- TASK BRIEF
Copy the entries below exactly. Images do not belong in the copy.

- INPUT FOR THIS TASK

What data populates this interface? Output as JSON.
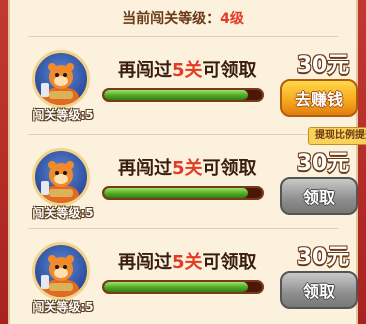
{
  "header": {
    "current_level_label": "当前闯关等级：",
    "current_level_value": "4级"
  },
  "ratio_tag": "提现比例提升",
  "tasks": [
    {
      "prefix": "再闯过",
      "number": "5关",
      "suffix": "可领取",
      "avatar_level": "闯关等级:5",
      "reward": "30元",
      "button_label": "去赚钱",
      "button_state": "active",
      "progress": 0.91
    },
    {
      "prefix": "再闯过",
      "number": "5关",
      "suffix": "可领取",
      "avatar_level": "闯关等级:5",
      "reward": "30元",
      "button_label": "领取",
      "button_state": "disabled",
      "progress": 0.91
    },
    {
      "prefix": "再闯过",
      "number": "5关",
      "suffix": "可领取",
      "avatar_level": "闯关等级:5",
      "reward": "30元",
      "button_label": "领取",
      "button_state": "disabled",
      "progress": 0.91
    }
  ],
  "colors": {
    "accent_red": "#e23b26",
    "panel_bg": "#fbf1dd",
    "go_button": "#f7a61b",
    "claim_button": "#8e8e8e",
    "progress_green": "#4eaa22"
  },
  "icons": {
    "avatar": "character-avatar-icon"
  }
}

- TASK ANSWER
What data populates this interface? Output as JSON.
{
  "header": {
    "current_level_label": "当前闯关等级：",
    "current_level_value": "4级"
  },
  "ratio_tag": "提现比例提升",
  "tasks": [
    {
      "prefix": "再闯过",
      "number": "5关",
      "suffix": "可领取",
      "avatar_level": "闯关等级:5",
      "reward": "30元",
      "button_label": "去赚钱",
      "button_state": "active",
      "progress": 0.91
    },
    {
      "prefix": "再闯过",
      "number": "5关",
      "suffix": "可领取",
      "avatar_level": "闯关等级:5",
      "reward": "30元",
      "button_label": "领取",
      "button_state": "disabled",
      "progress": 0.91
    },
    {
      "prefix": "再闯过",
      "number": "5关",
      "suffix": "可领取",
      "avatar_level": "闯关等级:5",
      "reward": "30元",
      "button_label": "领取",
      "button_state": "disabled",
      "progress": 0.91
    }
  ],
  "colors": {
    "accent_red": "#e23b26",
    "panel_bg": "#fbf1dd",
    "go_button": "#f7a61b",
    "claim_button": "#8e8e8e",
    "progress_green": "#4eaa22"
  },
  "icons": {
    "avatar": "character-avatar-icon"
  }
}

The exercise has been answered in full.